The Bill aimed to ban live exports of farm animals, clamp down on puppy smuggling and minimise dog theft. The RSPCA supported the Bill. It’s devastating it won’t be going ahead any time soon.
This is not the first time that animal welfare provisions have been dropped by this Government. Their promise to end imports of fur, and the cruel so called ‘luxury’ food foie gras, were also scrapped after MPs like local representative Mr Rees-Mogg made a fuss.
The promises that the Government made to voters were the platform on which Government MPs were elected. So why won’t they help animals now?
Ditching this proposed law is far more than a betrayal of voter trust.
It also blocks Parliament from scrutinising, improving and progressing provisions to protect animals. Tragically it gives a bright green light to puppy smugglers, puppy farmers, pet thieves and live animal exporters to carry on.
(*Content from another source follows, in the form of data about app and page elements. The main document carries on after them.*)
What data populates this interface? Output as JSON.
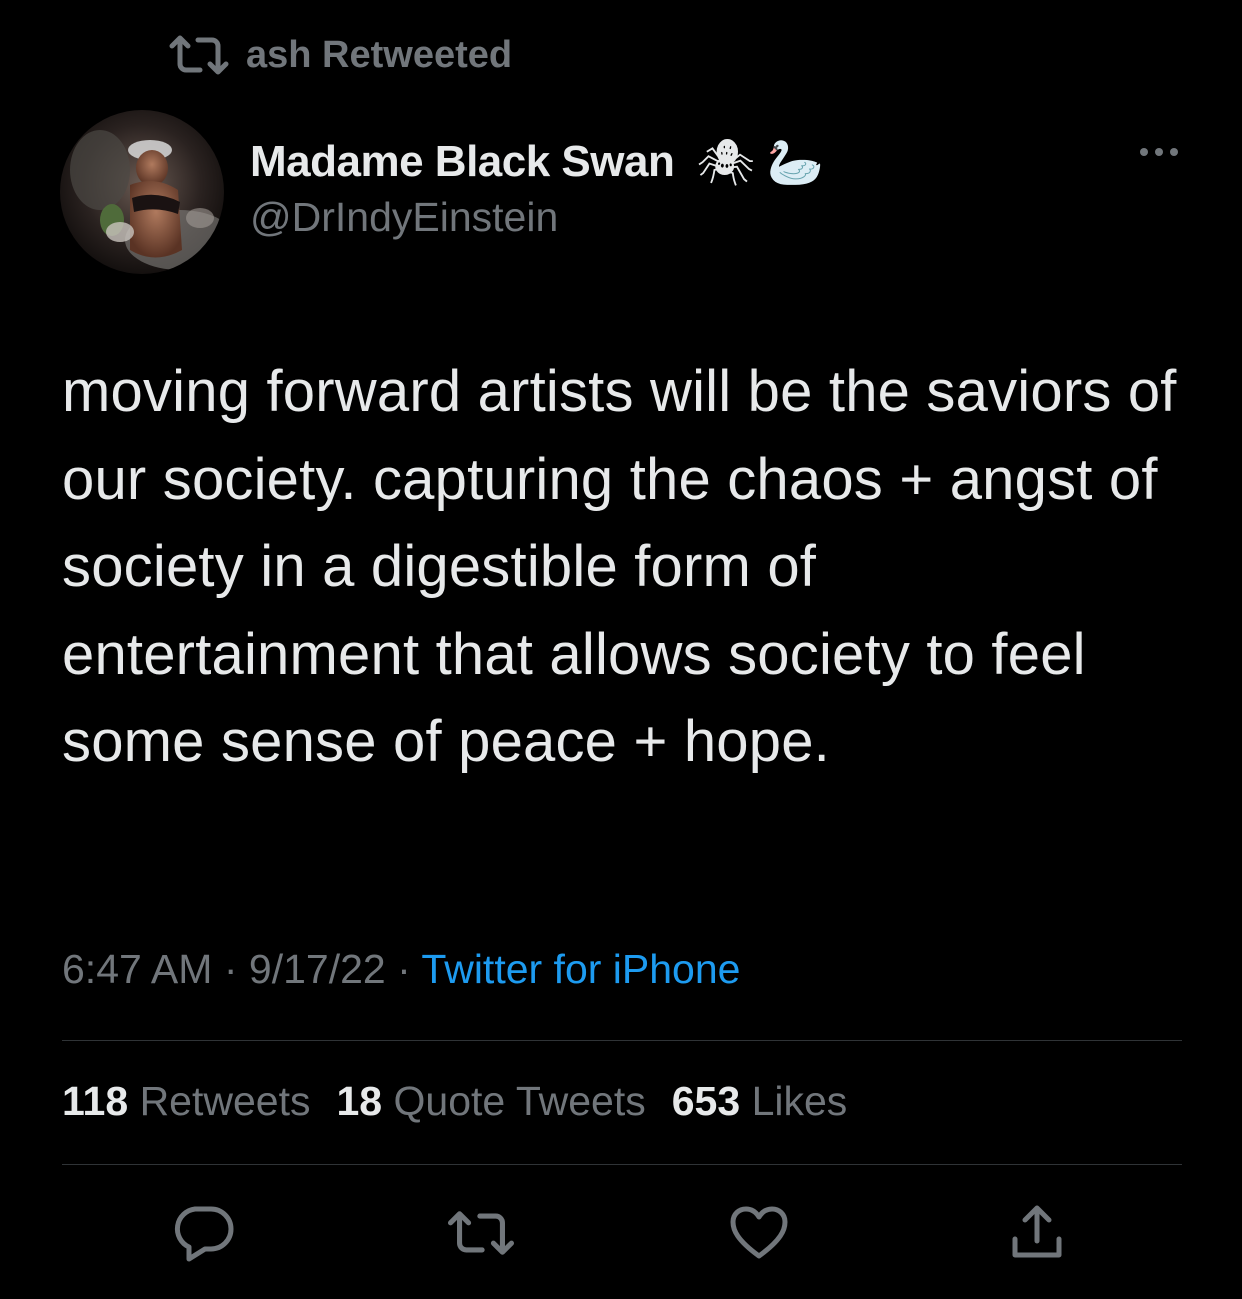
{
  "colors": {
    "background": "#000000",
    "primary_text": "#e7e9ea",
    "secondary_text": "#71767b",
    "link": "#1d9bf0",
    "divider": "#2f3336"
  },
  "retweet_banner": {
    "icon": "retweet-icon",
    "label": "ash Retweeted"
  },
  "author": {
    "avatar": "profile-photo",
    "display_name": "Madame Black Swan",
    "name_emojis": [
      "🕷",
      "🦢"
    ],
    "handle": "@DrIndyEinstein"
  },
  "tweet": {
    "text": "moving forward artists will be the saviors of our society. capturing the chaos + angst of society in a digestible form of entertainment that allows society to feel some sense of peace + hope.",
    "time": "6:47 AM",
    "separator": "·",
    "date": "9/17/22",
    "source": "Twitter for iPhone"
  },
  "stats": {
    "retweets_count": "118",
    "retweets_label": "Retweets",
    "quotes_count": "18",
    "quotes_label": "Quote Tweets",
    "likes_count": "653",
    "likes_label": "Likes"
  },
  "actions": [
    "reply-icon",
    "retweet-icon",
    "like-icon",
    "share-icon"
  ]
}
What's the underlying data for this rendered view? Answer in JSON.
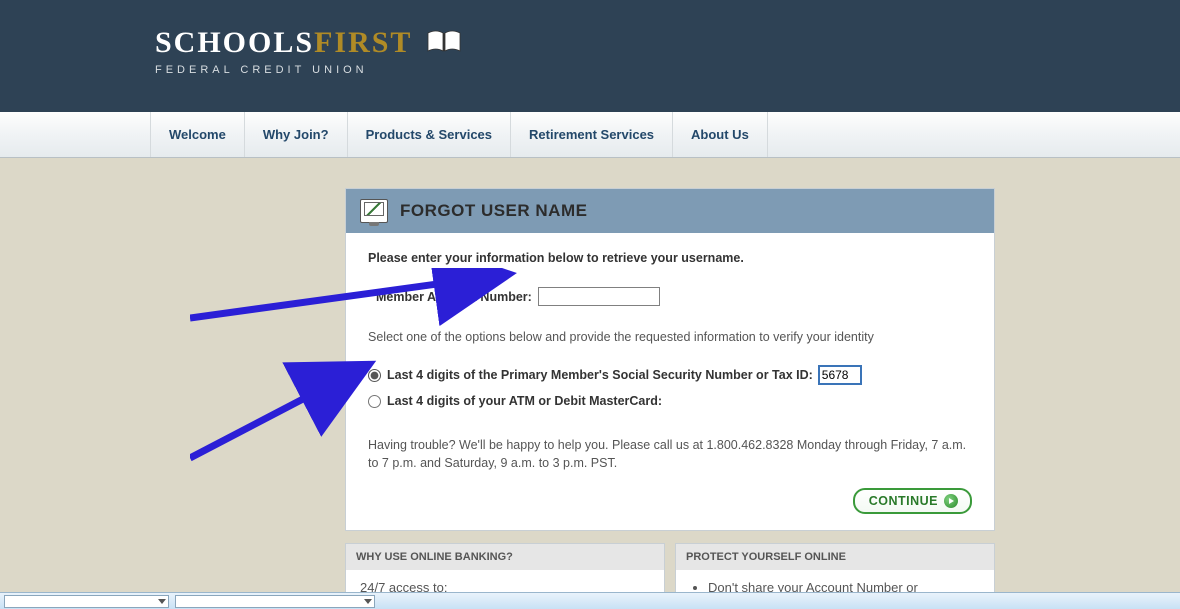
{
  "logo": {
    "word1": "SCHOOLS",
    "word2": "FIRST",
    "subtitle": "FEDERAL CREDIT UNION"
  },
  "nav": {
    "items": [
      "Welcome",
      "Why Join?",
      "Products & Services",
      "Retirement Services",
      "About Us"
    ]
  },
  "panel": {
    "title": "FORGOT USER NAME",
    "instruction1": "Please enter your information below to retrieve your username.",
    "account_label": "Member Account Number:",
    "account_value": "",
    "instruction2": "Select one of the options below and provide the requested information to verify your identity",
    "option_ssn_label": "Last 4 digits of the Primary Member's Social Security Number or Tax ID:",
    "option_ssn_value": "5678",
    "option_atm_label": "Last 4 digits of your ATM or Debit MasterCard:",
    "help_text": "Having trouble? We'll be happy to help you. Please call us at 1.800.462.8328 Monday through Friday, 7 a.m. to 7 p.m. and Saturday, 9 a.m. to 3 p.m. PST.",
    "continue_label": "CONTINUE"
  },
  "sub1": {
    "title": "WHY USE ONLINE BANKING?",
    "line1": "24/7 access to:"
  },
  "sub2": {
    "title": "PROTECT YOURSELF ONLINE",
    "bullet1": "Don't share your Account Number or"
  }
}
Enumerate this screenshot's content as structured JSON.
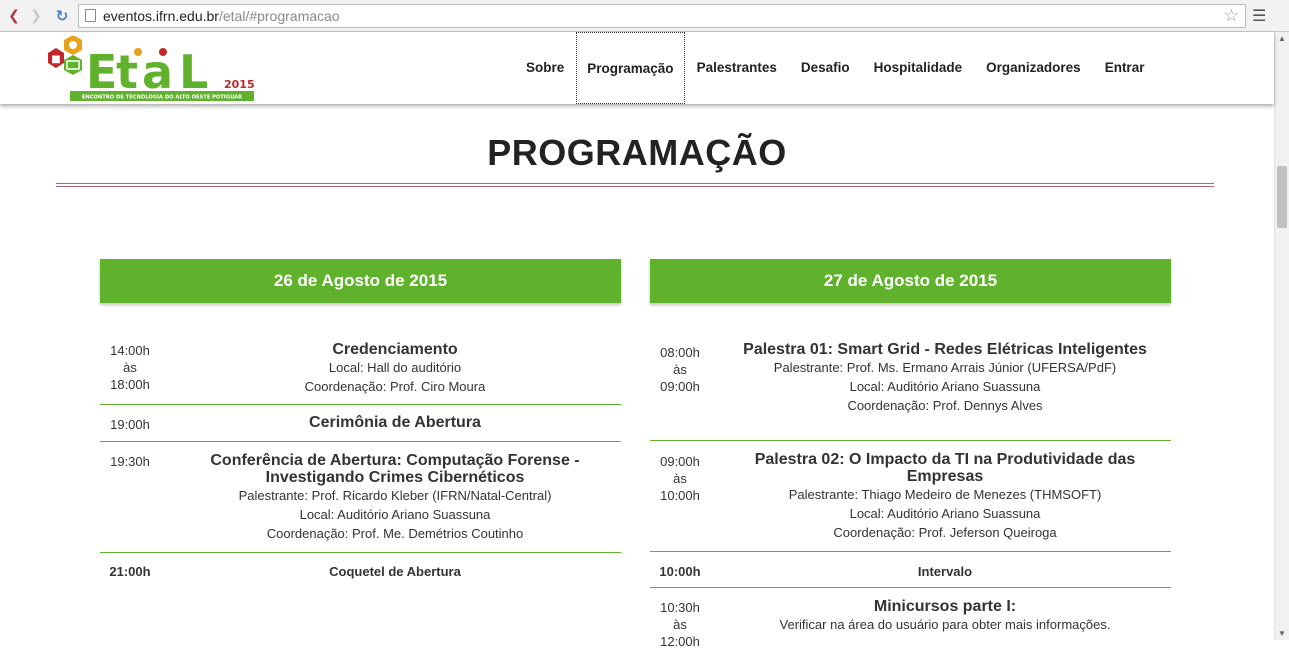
{
  "browser": {
    "url_host": "eventos.ifrn.edu.br",
    "url_path": "/etal/#programacao"
  },
  "site": {
    "logo_year": "2015",
    "logo_tagline": "ENCONTRO DE TECNOLOGIA DO ALTO OESTE POTIGUAR",
    "nav": [
      "Sobre",
      "Programação",
      "Palestrantes",
      "Desafio",
      "Hospitalidade",
      "Organizadores",
      "Entrar"
    ],
    "active_nav": "Programação"
  },
  "page_title": "PROGRAMAÇÃO",
  "days": [
    {
      "title": "26 de Agosto de 2015",
      "items": [
        {
          "time": [
            "14:00h",
            "às",
            "18:00h"
          ],
          "title": "Credenciamento",
          "lines": [
            "Local: Hall do auditório",
            "Coordenação: Prof. Ciro Moura"
          ]
        },
        {
          "time": [
            "19:00h"
          ],
          "title": "Cerimônia de Abertura",
          "lines": []
        },
        {
          "time": [
            "19:30h"
          ],
          "title": "Conferência de Abertura: Computação Forense - Investigando Crimes Cibernéticos",
          "lines": [
            "Palestrante: Prof. Ricardo Kleber (IFRN/Natal-Central)",
            "Local: Auditório Ariano Suassuna",
            "Coordenação: Prof. Me. Demétrios Coutinho"
          ]
        },
        {
          "time": [
            "21:00h"
          ],
          "title": "Coquetel de Abertura",
          "lines": []
        }
      ]
    },
    {
      "title": "27 de Agosto de 2015",
      "items": [
        {
          "time": [
            "08:00h",
            "às",
            "09:00h"
          ],
          "title": "Palestra 01: Smart Grid - Redes Elétricas Inteligentes",
          "lines": [
            "Palestrante: Prof. Ms. Ermano Arrais Júnior (UFERSA/PdF)",
            "Local: Auditório Ariano Suassuna",
            "Coordenação: Prof. Dennys Alves"
          ]
        },
        {
          "time": [
            "09:00h",
            "às",
            "10:00h"
          ],
          "title": "Palestra 02: O Impacto da TI na Produtividade das Empresas",
          "lines": [
            "Palestrante: Thiago Medeiro de Menezes (THMSOFT)",
            "Local: Auditório Ariano Suassuna",
            "Coordenação: Prof. Jeferson Queiroga"
          ]
        },
        {
          "time": [
            "10:00h"
          ],
          "title": "Intervalo",
          "lines": []
        },
        {
          "time": [
            "10:30h",
            "às",
            "12:00h"
          ],
          "title": "Minicursos parte I:",
          "lines": [
            "Verificar na área do usuário para obter mais informações."
          ]
        }
      ]
    }
  ]
}
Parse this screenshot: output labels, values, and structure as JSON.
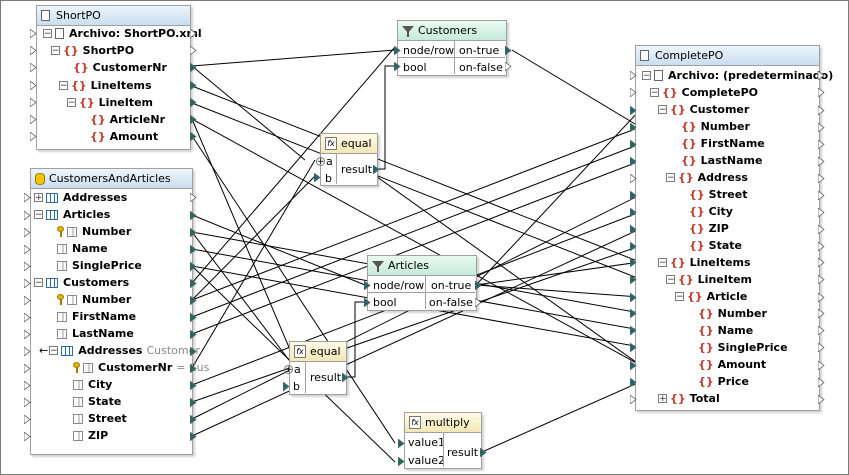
{
  "shortpo": {
    "title": "ShortPO",
    "rows": [
      "Archivo: ShortPO.xml",
      "ShortPO",
      "CustomerNr",
      "LineItems",
      "LineItem",
      "ArticleNr",
      "Amount"
    ]
  },
  "customers_filter": {
    "title": "Customers",
    "in_ports": [
      "node/row",
      "bool"
    ],
    "out_ports": [
      "on-true",
      "on-false"
    ]
  },
  "equal1": {
    "title": "equal",
    "in_ports": [
      "a",
      "b"
    ],
    "out": "result"
  },
  "cust_articles": {
    "title": "CustomersAndArticles",
    "rows": [
      "Addresses",
      "Articles",
      "Number",
      "Name",
      "SinglePrice",
      "Customers",
      "Number",
      "FirstName",
      "LastName",
      "Addresses",
      "CustomerNr",
      "City",
      "State",
      "Street",
      "ZIP"
    ],
    "addresses_hint": "Customer",
    "customernr_hint": "= Cus"
  },
  "articles_filter": {
    "title": "Articles",
    "in_ports": [
      "node/row",
      "bool"
    ],
    "out_ports": [
      "on-true",
      "on-false"
    ]
  },
  "equal2": {
    "title": "equal",
    "in_ports": [
      "a",
      "b"
    ],
    "out": "result"
  },
  "multiply": {
    "title": "multiply",
    "in_ports": [
      "value1",
      "value2"
    ],
    "out": "result"
  },
  "completepo": {
    "title": "CompletePO",
    "rows": [
      "Archivo: (predeterminado)",
      "CompletePO",
      "Customer",
      "Number",
      "FirstName",
      "LastName",
      "Address",
      "Street",
      "City",
      "ZIP",
      "State",
      "LineItems",
      "LineItem",
      "Article",
      "Number",
      "Name",
      "SinglePrice",
      "Amount",
      "Price",
      "Total"
    ]
  }
}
Sadly it’s yet another example of what the public have seen time and time again from the Government. Big promises, but next to no delivery.
In stark contrast positive changes introduced by the last Labour government, of which I am proud to have been a part, have remained a highlight of British animal welfare improvements to stand the test of time, from bans on fox-hunting and fur-farming to the action taken to stop experimentation on great apes and the testing of cosmetics on animals.
As Mayor I continue this work - it is my passion underpinning all I do - from helping builders think about animals in designs like hedgehog holes in fences to creating a fund so businesses can adapt to improved animal welfare standards and minimising cruelty.
Improving animal welfare cannot depend on who happens to be a minister, or what is politically convenient or fashionable at the time; it is a matter of high principle and conviction.
The West of England is a region of animal lovers. We need a government that properly reflects modern thinking and the decency of the great people of our region.